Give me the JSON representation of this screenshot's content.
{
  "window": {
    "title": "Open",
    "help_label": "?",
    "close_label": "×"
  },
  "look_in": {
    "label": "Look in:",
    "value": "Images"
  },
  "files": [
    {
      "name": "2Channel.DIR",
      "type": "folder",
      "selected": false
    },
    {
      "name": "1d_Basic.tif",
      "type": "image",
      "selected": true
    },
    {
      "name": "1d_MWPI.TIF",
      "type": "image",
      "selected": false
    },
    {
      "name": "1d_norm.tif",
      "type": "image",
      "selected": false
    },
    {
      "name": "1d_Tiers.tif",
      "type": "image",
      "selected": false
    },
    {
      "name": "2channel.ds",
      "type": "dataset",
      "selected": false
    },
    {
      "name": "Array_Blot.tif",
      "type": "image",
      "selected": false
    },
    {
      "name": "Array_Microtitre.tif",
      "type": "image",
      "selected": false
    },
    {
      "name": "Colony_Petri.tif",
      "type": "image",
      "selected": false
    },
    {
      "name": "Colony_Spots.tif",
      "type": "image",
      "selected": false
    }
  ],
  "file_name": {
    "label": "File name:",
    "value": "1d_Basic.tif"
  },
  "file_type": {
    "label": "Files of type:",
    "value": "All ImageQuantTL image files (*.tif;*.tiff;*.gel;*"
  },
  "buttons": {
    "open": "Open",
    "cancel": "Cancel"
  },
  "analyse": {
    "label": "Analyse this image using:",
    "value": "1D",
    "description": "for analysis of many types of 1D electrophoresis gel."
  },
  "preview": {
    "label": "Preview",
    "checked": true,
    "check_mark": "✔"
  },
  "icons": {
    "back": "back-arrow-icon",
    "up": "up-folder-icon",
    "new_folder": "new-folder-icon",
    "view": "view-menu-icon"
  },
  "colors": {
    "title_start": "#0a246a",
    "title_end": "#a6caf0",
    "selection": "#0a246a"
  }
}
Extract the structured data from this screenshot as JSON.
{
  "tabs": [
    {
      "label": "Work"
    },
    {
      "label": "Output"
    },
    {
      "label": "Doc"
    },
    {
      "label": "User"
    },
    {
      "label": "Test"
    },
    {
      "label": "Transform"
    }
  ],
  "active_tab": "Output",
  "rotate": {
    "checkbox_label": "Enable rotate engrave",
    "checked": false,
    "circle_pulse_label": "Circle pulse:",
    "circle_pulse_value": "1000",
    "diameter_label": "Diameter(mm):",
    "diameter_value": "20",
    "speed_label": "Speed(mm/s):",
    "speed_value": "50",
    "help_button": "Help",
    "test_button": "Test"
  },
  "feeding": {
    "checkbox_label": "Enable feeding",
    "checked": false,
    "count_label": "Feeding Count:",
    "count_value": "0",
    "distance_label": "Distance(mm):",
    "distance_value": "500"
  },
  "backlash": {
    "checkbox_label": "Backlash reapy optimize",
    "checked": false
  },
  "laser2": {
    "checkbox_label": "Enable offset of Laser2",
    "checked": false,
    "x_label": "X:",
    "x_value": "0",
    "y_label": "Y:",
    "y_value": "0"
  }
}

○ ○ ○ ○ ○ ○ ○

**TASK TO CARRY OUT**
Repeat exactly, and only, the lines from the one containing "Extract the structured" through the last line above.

**WRITTEN ANSWER**
Extract the structured data from this screenshot as JSON.
{
  "tabs": [
    {
      "label": "Work"
    },
    {
      "label": "Output"
    },
    {
      "label": "Doc"
    },
    {
      "label": "User"
    },
    {
      "label": "Test"
    },
    {
      "label": "Transform"
    }
  ],
  "active_tab": "Output",
  "rotate": {
    "checkbox_label": "Enable rotate engrave",
    "checked": false,
    "circle_pulse_label": "Circle pulse:",
    "circle_pulse_value": "1000",
    "diameter_label": "Diameter(mm):",
    "diameter_value": "20",
    "speed_label": "Speed(mm/s):",
    "speed_value": "50",
    "help_button": "Help",
    "test_button": "Test"
  },
  "feeding": {
    "checkbox_label": "Enable feeding",
    "checked": false,
    "count_label": "Feeding Count:",
    "count_value": "0",
    "distance_label": "Distance(mm):",
    "distance_value": "500"
  },
  "backlash": {
    "checkbox_label": "Backlash reapy optimize",
    "checked": false
  },
  "laser2": {
    "checkbox_label": "Enable offset of Laser2",
    "checked": false,
    "x_label": "X:",
    "x_value": "0",
    "y_label": "Y:",
    "y_value": "0"
  }
}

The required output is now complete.